Sometime this year, millennials, who are roughly between the ages of 23 and 38 years old, will overtake baby boomers as the nation’s largest adult generation.
I, a millennial myself, spend a lot of time listening to and reading about what millennials want. (If only there was a millennial around to ask, right?) Here’s a small sample of the headlines:
“Millennials don’t want to be tied down… It’s a spontaneous demographic.”
“Tiny homes are perfect for wanderlusty millennials who want to go wherever the insta-wind takes them.”
“Millennials and Tiny House Living: Minimal-lennials.”
“Millennials are done with city life.”
What’s the biggest problem with this wild speculation about what millennials want? There are 73 million of us in the United States alone.
I don’t disagree with articles like this one that urge NH not to try to compete with Boston, but I don’t agree that all millennials want to live in Boston in the first place. For example, I don’t. If I did, I would have moved there already. The truth is, I adore New Hampshire. I adore it enough to write about it on this blog space twice a month. I adore it enough to stay, work, and play in this state. The headlines would lead me to believe there is something wrong with me. Am I the exception?
The answer, of course, is no. According to one study, millennials “do not appear to have preferences for consumption that differ significantly from those of earlier generations.” Millennials do spend less money that other generations, because we have less money to spend. And it is true that we are delaying homeownership, but doesn’t it stand to reason that this may be at least partially due to astronomical housing costs and a faster-than-ideal absorption rate?
Even the smallest, most rural town can attract millennials to their community by providing quality housing affordable to them. Not the millennials seeking an urban nightlife, but those seeking a smaller, more rural town where they and their growing family can put down roots. Millennials, who turn 30 this year on average, are doing a lot of the normal things we expected them to do at thirty. My younger brother is talking about buying a house, several of my close friends are engaged or recently married, a Facebook friend is pregnant with her first kiddo, and a colleague just had her second. It isn’t surprising that people in their thirties tend to seek a home they can afford, in a community with a good school system, within a reasonable commuting distance to their place of employment.
While there is nothing inherently wrong with “millennial-driven” housing, like tiny houses, micro-units, co-housing, or living with your parents (sorry, parents!) — it is dangerous to believe any of these solutions are THE solution to housing affordability for all millennials. Some of us just want a regular house.

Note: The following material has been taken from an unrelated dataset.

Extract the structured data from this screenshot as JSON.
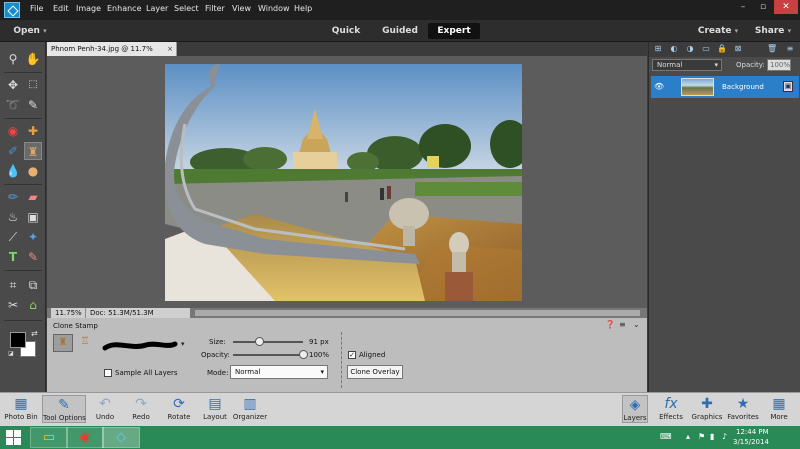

So, make room at the table because the millennials are here and we want to be heard. Let us choose where we’ll put our roots down, and in what kind of housing. More than ever, millennials are stepping into leadership positions and that’s good news because the discussion about what millennials want is better left to the millennials. But, there is a role for communities: harness your strengths. Don’t try to become something you’re not – work on becoming the best, most welcoming version of what you already are. And ensure the infrastructure is there. Regardless of how wonderful your community is, you will struggle to attract young people if they can’t find a place to live. Make it possible for the next generation to choose your town.